* [EXERCISE REQUIREMENTS]: Take each line of the entries below that contains "logger" and copy it.
BEGIN SUPPLIED DATA
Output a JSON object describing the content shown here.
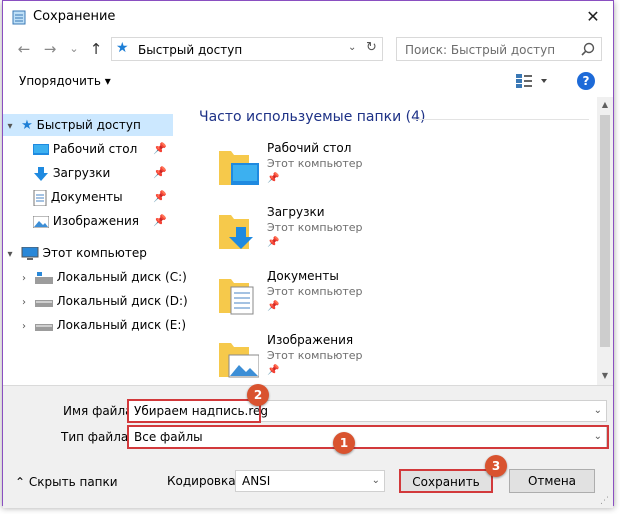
{
  "window": {
    "title": "Сохранение",
    "close_glyph": "✕"
  },
  "nav": {
    "back_glyph": "←",
    "forward_glyph": "→",
    "recent_glyph": "⌄",
    "up_glyph": "↑",
    "address": "Быстрый доступ",
    "search_placeholder": "Поиск: Быстрый доступ"
  },
  "toolbar": {
    "organize_label": "Упорядочить ▾",
    "help_label": "?"
  },
  "sidebar": {
    "quick_access": "Быстрый доступ",
    "items": [
      {
        "label": "Рабочий стол",
        "icon": "desktop-icon"
      },
      {
        "label": "Загрузки",
        "icon": "downloads-icon"
      },
      {
        "label": "Документы",
        "icon": "documents-icon"
      },
      {
        "label": "Изображения",
        "icon": "pictures-icon"
      }
    ],
    "this_pc": "Этот компьютер",
    "drives": [
      {
        "label": "Локальный диск (C:)"
      },
      {
        "label": "Локальный диск (D:)"
      },
      {
        "label": "Локальный диск (E:)"
      }
    ]
  },
  "content": {
    "section_title": "Часто используемые папки (4)",
    "tiles": [
      {
        "name": "Рабочий стол",
        "sub": "Этот компьютер",
        "overlay": "desktop"
      },
      {
        "name": "Загрузки",
        "sub": "Этот компьютер",
        "overlay": "download"
      },
      {
        "name": "Документы",
        "sub": "Этот компьютер",
        "overlay": "document"
      },
      {
        "name": "Изображения",
        "sub": "Этот компьютер",
        "overlay": "picture"
      }
    ]
  },
  "form": {
    "filename_label": "Имя файла:",
    "filename_value": "Убираем надпись.reg",
    "filetype_label": "Тип файла:",
    "filetype_value": "Все файлы",
    "encoding_label": "Кодировка:",
    "encoding_value": "ANSI",
    "save_label": "Сохранить",
    "cancel_label": "Отмена",
    "hide_folders_label": "Скрыть папки"
  },
  "annotations": {
    "badge1": "1",
    "badge2": "2",
    "badge3": "3"
  },
  "colors": {
    "accent": "#8a4fc1",
    "highlight": "#d2393b",
    "badge": "#d9532f",
    "selection": "#cce8ff"
  }
}
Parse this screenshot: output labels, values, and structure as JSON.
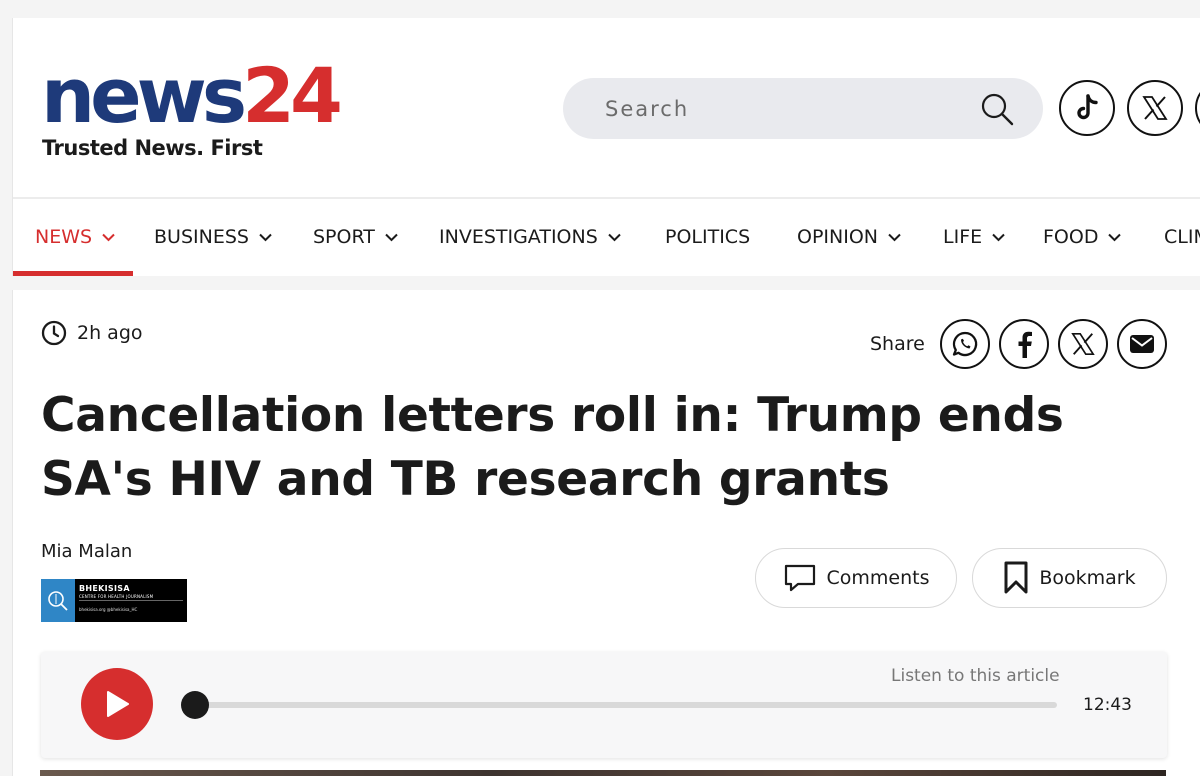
{
  "brand": {
    "logo_news": "news",
    "logo_24": "24",
    "tagline": "Trusted News. First",
    "colors": {
      "navy": "#1e3a7a",
      "red": "#d62e2e"
    }
  },
  "search": {
    "placeholder": "Search",
    "icon": "search-icon"
  },
  "social": [
    {
      "name": "TikTok",
      "icon": "tiktok-icon"
    },
    {
      "name": "X",
      "icon": "x-icon"
    }
  ],
  "nav": {
    "items": [
      {
        "label": "NEWS",
        "dropdown": true,
        "active": true
      },
      {
        "label": "BUSINESS",
        "dropdown": true
      },
      {
        "label": "SPORT",
        "dropdown": true
      },
      {
        "label": "INVESTIGATIONS",
        "dropdown": true
      },
      {
        "label": "POLITICS",
        "dropdown": false
      },
      {
        "label": "OPINION",
        "dropdown": true
      },
      {
        "label": "LIFE",
        "dropdown": true
      },
      {
        "label": "FOOD",
        "dropdown": true
      },
      {
        "label": "CLIM",
        "dropdown": false
      }
    ]
  },
  "article": {
    "time_ago": "2h ago",
    "share_label": "Share",
    "share_buttons": [
      "whatsapp-icon",
      "facebook-icon",
      "x-icon",
      "email-icon"
    ],
    "headline": "Cancellation letters roll in: Trump ends SA's HIV and TB research grants",
    "author": "Mia Malan",
    "partner": {
      "name": "BHEKISISA",
      "subtitle": "CENTRE FOR HEALTH JOURNALISM",
      "handles": "bhekisisa.org   @bhekisisa_HC"
    },
    "comments_label": "Comments",
    "bookmark_label": "Bookmark"
  },
  "audio": {
    "listen_label": "Listen to this article",
    "duration": "12:43",
    "progress": 0
  }
}
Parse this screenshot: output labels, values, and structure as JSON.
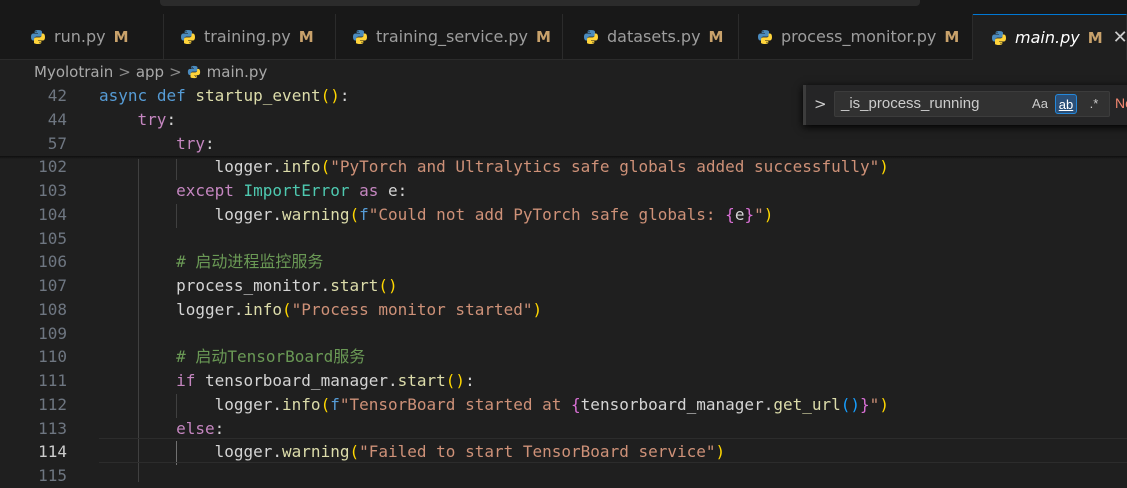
{
  "tabs": [
    {
      "name": "run.py",
      "status": "M",
      "active": false
    },
    {
      "name": "training.py",
      "status": "M",
      "active": false
    },
    {
      "name": "training_service.py",
      "status": "M",
      "active": false
    },
    {
      "name": "datasets.py",
      "status": "M",
      "active": false
    },
    {
      "name": "process_monitor.py",
      "status": "M",
      "active": false
    },
    {
      "name": "main.py",
      "status": "M",
      "active": true
    }
  ],
  "close_glyph": "✕",
  "breadcrumb": {
    "root": "Myolotrain",
    "folder": "app",
    "file": "main.py",
    "sep": ">"
  },
  "find_widget": {
    "expand_glyph": ">",
    "query": "_is_process_running",
    "match_case": "Aa",
    "whole_word": "ab",
    "regex": ".*",
    "result": "No"
  },
  "lines": [
    {
      "num": "42",
      "text": "async def startup_event():"
    },
    {
      "num": "44",
      "text": "    try:"
    },
    {
      "num": "57",
      "text": "        try:"
    },
    {
      "num": "102",
      "text": "            logger.info(\"PyTorch and Ultralytics safe globals added successfully\")"
    },
    {
      "num": "103",
      "text": "        except ImportError as e:"
    },
    {
      "num": "104",
      "text": "            logger.warning(f\"Could not add PyTorch safe globals: {e}\")"
    },
    {
      "num": "105",
      "text": ""
    },
    {
      "num": "106",
      "text": "        # 启动进程监控服务"
    },
    {
      "num": "107",
      "text": "        process_monitor.start()"
    },
    {
      "num": "108",
      "text": "        logger.info(\"Process monitor started\")"
    },
    {
      "num": "109",
      "text": ""
    },
    {
      "num": "110",
      "text": "        # 启动TensorBoard服务"
    },
    {
      "num": "111",
      "text": "        if tensorboard_manager.start():"
    },
    {
      "num": "112",
      "text": "            logger.info(f\"TensorBoard started at {tensorboard_manager.get_url()}\")"
    },
    {
      "num": "113",
      "text": "        else:"
    },
    {
      "num": "114",
      "text": "            logger.warning(\"Failed to start TensorBoard service\")"
    },
    {
      "num": "115",
      "text": ""
    }
  ],
  "colors": {
    "background": "#1f1f1f",
    "keyword": "#569cd6",
    "control": "#c586c0",
    "function": "#dcdcaa",
    "string": "#ce9178",
    "comment": "#6a9955",
    "class": "#4ec9b0",
    "modified": "#c9a26b",
    "active_tab_border": "#0078d4"
  }
}
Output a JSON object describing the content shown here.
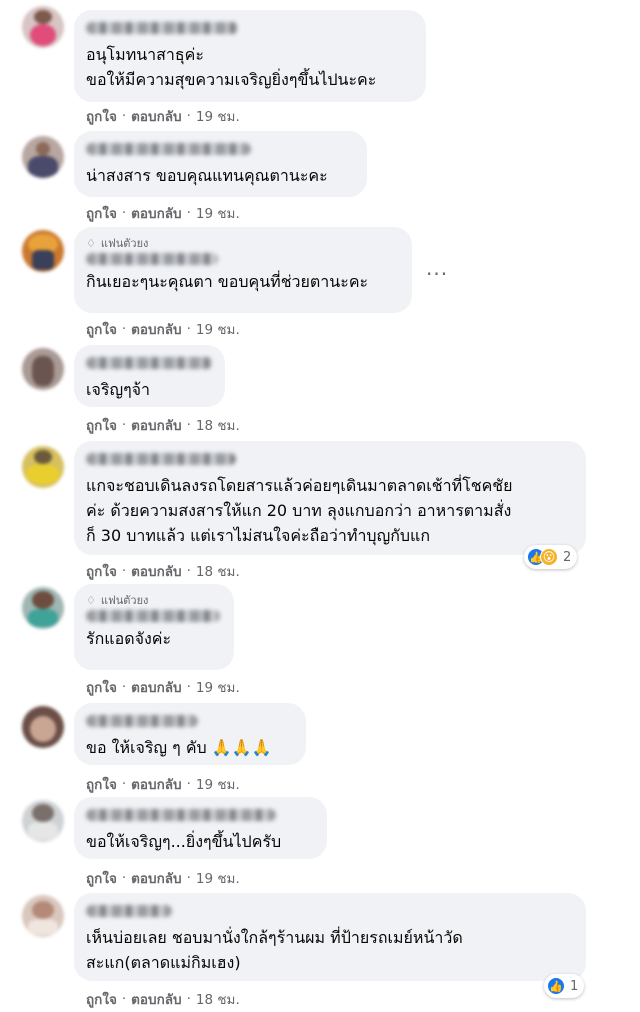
{
  "actions": {
    "like_label": "ถูกใจ",
    "reply_label": "ตอบกลับ",
    "separator": "·"
  },
  "colors": {
    "bubble": "#f0f2f5",
    "meta_text": "#65676b",
    "like_blue": "#1877f2",
    "wow_yellow": "#f7b125"
  },
  "comments": [
    {
      "text": "อนุโมทนาสาธุค่ะ\nขอให้มีความสุขความเจริญยิ่งๆขึ้นไปนะคะ",
      "time": "19 ชม."
    },
    {
      "text": "น่าสงสาร ขอบคุณแทนคุณตานะคะ",
      "time": "19 ชม."
    },
    {
      "badge": "แฟนตัวยง",
      "text": "กินเยอะๆนะคุณตา ขอบคุนที่ช่วยตานะคะ",
      "time": "19 ชม.",
      "more": "..."
    },
    {
      "text": "เจริญๆจ้า",
      "time": "18 ชม."
    },
    {
      "text": "แกจะชอบเดินลงรถโดยสารแล้วค่อยๆเดินมาตลาดเช้าที่โชคชัย\nค่ะ ด้วยความสงสารให้แก 20 บาท ลุงแกบอกว่า อาหารตามสั่ง\nก็ 30 บาทแล้ว แต่เราไม่สนใจค่ะถือว่าทำบุญกับแก",
      "time": "18 ชม.",
      "reactions": {
        "types": [
          "like-icon",
          "wow-icon"
        ],
        "count": "2"
      }
    },
    {
      "badge": "แฟนตัวยง",
      "text": "รักแอดจังค่ะ",
      "time": "19 ชม."
    },
    {
      "text": "ขอ ให้เจริญ ๆ คับ 🙏🙏🙏",
      "time": "19 ชม."
    },
    {
      "text": "ขอให้เจริญๆ...ยิ่งๆขึ้นไปครับ",
      "time": "19 ชม."
    },
    {
      "text": "เห็นบ่อยเลย ชอบมานั่งใกล้ๆร้านผม ที่ป้ายรถเมย์หน้าวัด\nสะแก(ตลาดแม่กิมเฮง)",
      "time": "18 ชม.",
      "reactions": {
        "types": [
          "like-icon"
        ],
        "count": "1"
      }
    }
  ]
}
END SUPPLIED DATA
* [ANSWER TO THIS PROBLEM]:
      "text": "            logger.info(\"PyTorch and Ultralytics safe globals added successfully\")"
      "text": "            logger.warning(f\"Could not add PyTorch safe globals: {e}\")"
      "text": "        logger.info(\"Process monitor started\")"
      "text": "            logger.info(f\"TensorBoard started at {tensorboard_manager.get_url()}\")"
      "text": "            logger.warning(\"Failed to start TensorBoard service\")"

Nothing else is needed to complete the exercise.